**Page and application data records**

───

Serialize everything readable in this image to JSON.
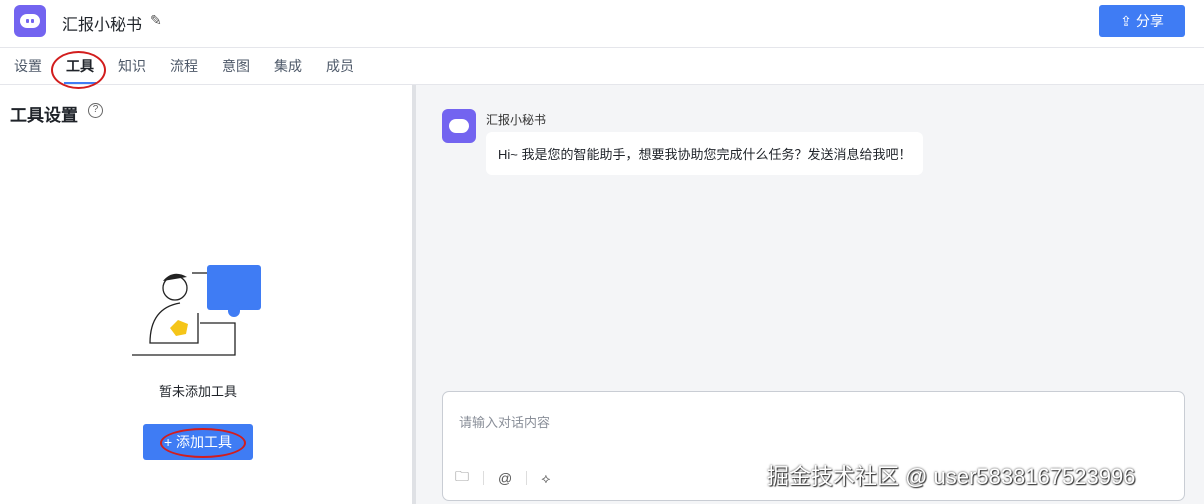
{
  "header": {
    "title": "汇报小秘书",
    "share_label": "分享"
  },
  "tabs": [
    {
      "label": "设置"
    },
    {
      "label": "工具"
    },
    {
      "label": "知识"
    },
    {
      "label": "流程"
    },
    {
      "label": "意图"
    },
    {
      "label": "集成"
    },
    {
      "label": "成员"
    }
  ],
  "active_tab": "工具",
  "left": {
    "heading": "工具设置",
    "empty_text": "暂未添加工具",
    "add_label": "+ 添加工具"
  },
  "chat": {
    "bot_name": "汇报小秘书",
    "greeting": "Hi~ 我是您的智能助手，想要我协助您完成什么任务？发送消息给我吧！",
    "input_placeholder": "请输入对话内容"
  },
  "watermark": "掘金技术社区 @ user5838167523996",
  "colors": {
    "accent": "#3f7cf4",
    "brand": "#7364f0"
  }
}
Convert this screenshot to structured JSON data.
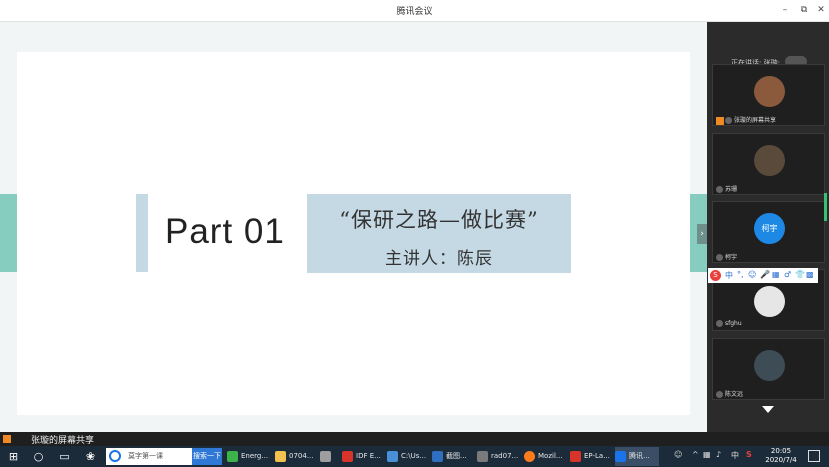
{
  "window": {
    "title": "腾讯会议",
    "minimize": "–",
    "restore": "⧉",
    "close": "✕"
  },
  "slide": {
    "part": "Part 01",
    "title": "“保研之路—做比赛”",
    "subtitle": "主讲人：陈辰"
  },
  "panel": {
    "speaking": "正在讲话: 张璇;",
    "participants": [
      {
        "name": "张璇的屏幕共享",
        "avatar_color": "#8b5a3c"
      },
      {
        "name": "苏珊",
        "avatar_color": "#5a4a3a"
      },
      {
        "name": "柯宇",
        "avatar_color": "#1e88e5",
        "initials": "柯宇"
      },
      {
        "name": "sfghu",
        "avatar_color": "#e6e6e6"
      },
      {
        "name": "陈文远",
        "avatar_color": "#3d4c55"
      }
    ],
    "ime_items": [
      "中",
      "°,",
      "☺",
      "🎤",
      "▦",
      "♂",
      "👕",
      "▩"
    ]
  },
  "share_strip": {
    "label": "张璇的屏幕共享"
  },
  "taskbar": {
    "search_text": "莫字第一课",
    "search_button": "搜索一下",
    "tasks": [
      {
        "label": "Energ...",
        "color": "#3cb34a"
      },
      {
        "label": "0704...",
        "color": "#f2c14e"
      },
      {
        "label": "",
        "color": "#9e9e9e",
        "icon": "gear"
      },
      {
        "label": "IDF E...",
        "color": "#d9342b"
      },
      {
        "label": "C:\\Us...",
        "color": "#4a90d9"
      },
      {
        "label": "截图...",
        "color": "#2f6fc2"
      },
      {
        "label": "rad07...",
        "color": "#7a7a7a"
      },
      {
        "label": "Mozil...",
        "color": "#ff7b1c"
      },
      {
        "label": "EP-La...",
        "color": "#d9342b"
      },
      {
        "label": "腾讯...",
        "color": "#1a73e8"
      }
    ],
    "tray_lang": "中",
    "tray_antivirus": "S",
    "time": "20:05",
    "date": "2020/7/4"
  }
}
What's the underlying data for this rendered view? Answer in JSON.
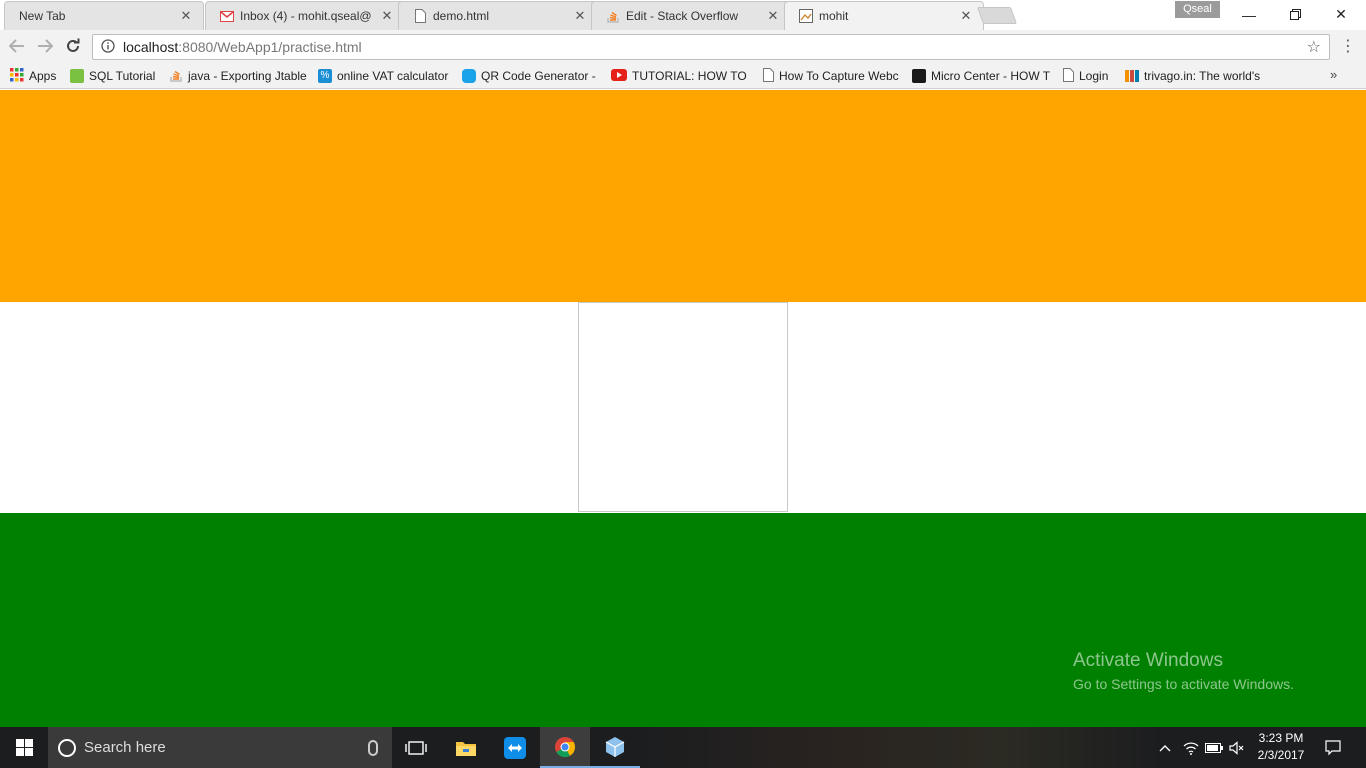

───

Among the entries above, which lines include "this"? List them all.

**Answer space**
Serialize everything readable in this image to JSON.
Convert this screenshot to structured JSON data.
What's the underlying data for this rendered view? Answer in JSON.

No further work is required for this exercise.